Hospital-acquired Clostridium difficile diarrhoea and herd immunity

Lancet. 1997 Feb 8;349(9049):426-8. doi: 10.1016/S0140-6736(97)80053-0.


Clostridium difficile diarrhoea represents a significant health-service burden. We recently experienced an outbreak of C difficile diarrhoea associated with increased use of cefotaxime. The question we pose in this paper is how did the introduction and withdrawal of a single antibiotic so greatly affect rates of C difficile diarrhoea? Other antibiotics had nearly as high a risk of causing diarrhoea as cefotaxime, and the majority of patients never received cefotaxime. We believe that such outbreaks of C difficile diarrhoea are best understood in terms of a population model, and that taking antibiotics like cefotaxime should be thought of as a population rather than an individual risk factor. We postulate a herd-immunity model of C difficile diarrhoea, and examine the implications of this hypothesis.

MeSH terms

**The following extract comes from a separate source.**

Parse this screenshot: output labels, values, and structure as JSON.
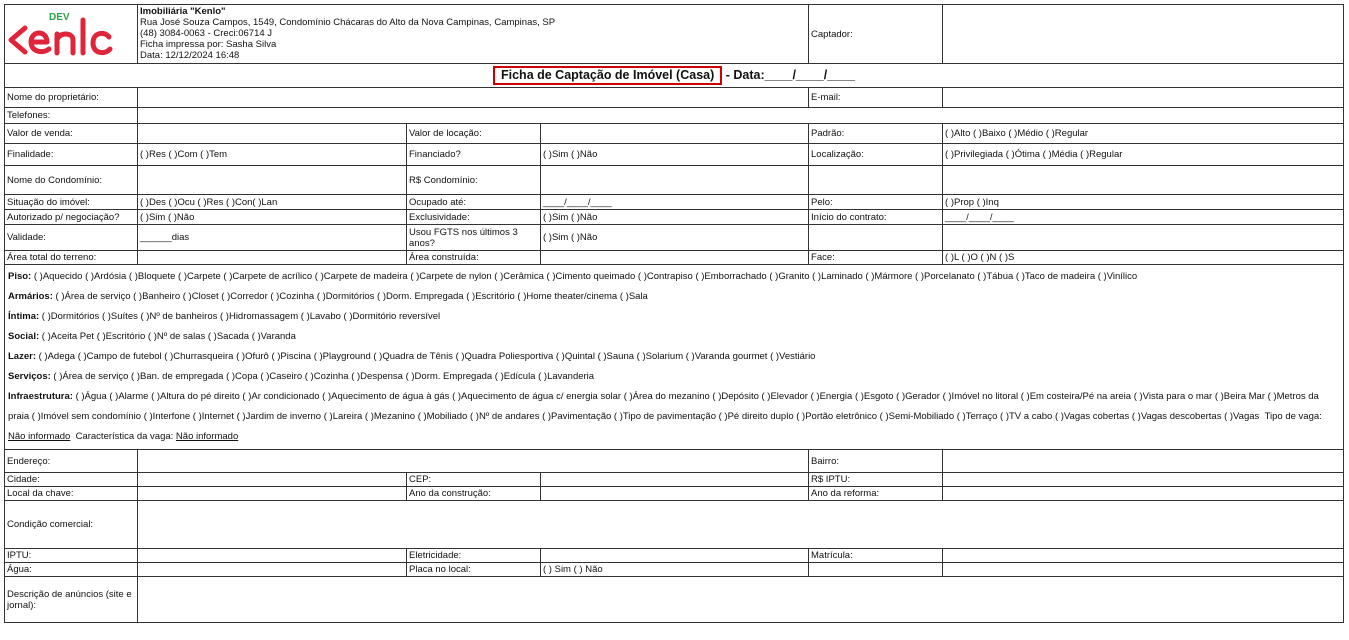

  • Aged
  • Anti-Bacterial Agents / administration & dosage
  • Anti-Bacterial Agents / therapeutic use
  • Clostridioides difficile*
  • Diarrhea / epidemiology*
  • Diarrhea / immunology
  • Diarrhea / microbiology
  • Diarrhea / prevention & control
  • Disease Outbreaks*
  • Enterocolitis, Pseudomembranous / epidemiology*
  • Enterocolitis, Pseudomembranous / immunology
  • Enterocolitis, Pseudomembranous / prevention & control
  • Humans
  • Immunity*
  • Infection Control / methods
  • Models, Theoretical
  • Population


  • Anti-Bacterial Agents